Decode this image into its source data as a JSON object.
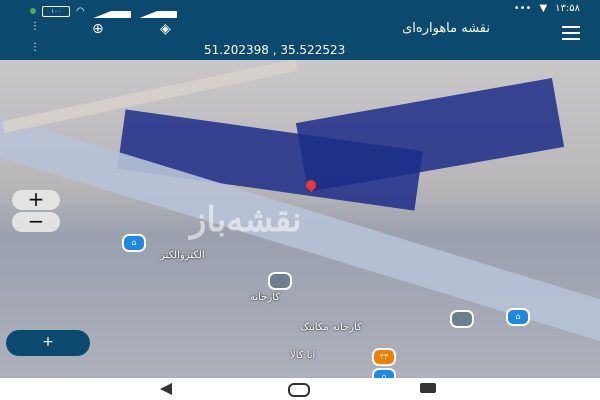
{
  "status_bar": {
    "time": "۱۳:۵۸",
    "battery": "۱۰۰",
    "left_icons": [
      "whatsapp-icon",
      "battery-icon",
      "wifi-icon",
      "signal-icon",
      "signal-icon"
    ],
    "right_icons": [
      "dots-icon",
      "chat-icon"
    ]
  },
  "header": {
    "title": "نقشه ماهواره‌ای",
    "menu_icon": "hamburger-icon",
    "locate_icon": "locate-icon",
    "layers_icon": "layers-icon"
  },
  "coords": {
    "text": "51.202398 , 35.522523"
  },
  "map": {
    "labels": [
      {
        "text": "الکتروالکتر",
        "id": "lbl-1"
      },
      {
        "text": "کارخانه",
        "id": "lbl-2"
      },
      {
        "text": "کارخانه مکانیک",
        "id": "lbl-3"
      },
      {
        "text": "انا کالا",
        "id": "lbl-4"
      }
    ],
    "watermark": "نقشه‌باز",
    "orange_pin": "۲۴"
  },
  "zoom": {
    "in": "+",
    "out": "−"
  },
  "fab": {
    "label": "+"
  },
  "navbar": {
    "items": [
      "back-icon",
      "home-icon",
      "recent-icon"
    ]
  }
}
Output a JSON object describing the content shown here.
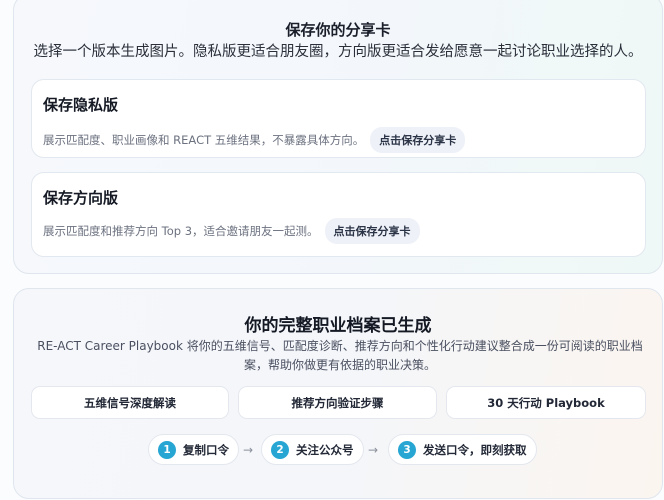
{
  "share": {
    "title": "保存你的分享卡",
    "subtitle": "选择一个版本生成图片。隐私版更适合朋友圈，方向版更适合发给愿意一起讨论职业选择的人。",
    "cards": [
      {
        "title": "保存隐私版",
        "desc": "展示匹配度、职业画像和 REACT 五维结果，不暴露具体方向。",
        "button": "点击保存分享卡"
      },
      {
        "title": "保存方向版",
        "desc": "展示匹配度和推荐方向 Top 3，适合邀请朋友一起测。",
        "button": "点击保存分享卡"
      }
    ]
  },
  "playbook": {
    "title": "你的完整职业档案已生成",
    "desc": "RE-ACT Career Playbook 将你的五维信号、匹配度诊断、推荐方向和个性化行动建议整合成一份可阅读的职业档案，帮助你做更有依据的职业决策。",
    "features": [
      "五维信号深度解读",
      "推荐方向验证步骤",
      "30 天行动 Playbook"
    ],
    "steps": [
      {
        "num": "1",
        "label": "复制口令"
      },
      {
        "num": "2",
        "label": "关注公众号"
      },
      {
        "num": "3",
        "label": "发送口令，即刻获取"
      }
    ],
    "arrow": "→"
  },
  "colors": {
    "step_badge": "#27a6d3",
    "pill_bg": "#eef1f8"
  }
}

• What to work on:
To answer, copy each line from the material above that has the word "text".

• Answer section:
    "text": "51.202398 , 35.522523"
        "text": "الکتروالکتر",
        "text": "کارخانه",
        "text": "کارخانه مکانیک",
        "text": "انا کالا",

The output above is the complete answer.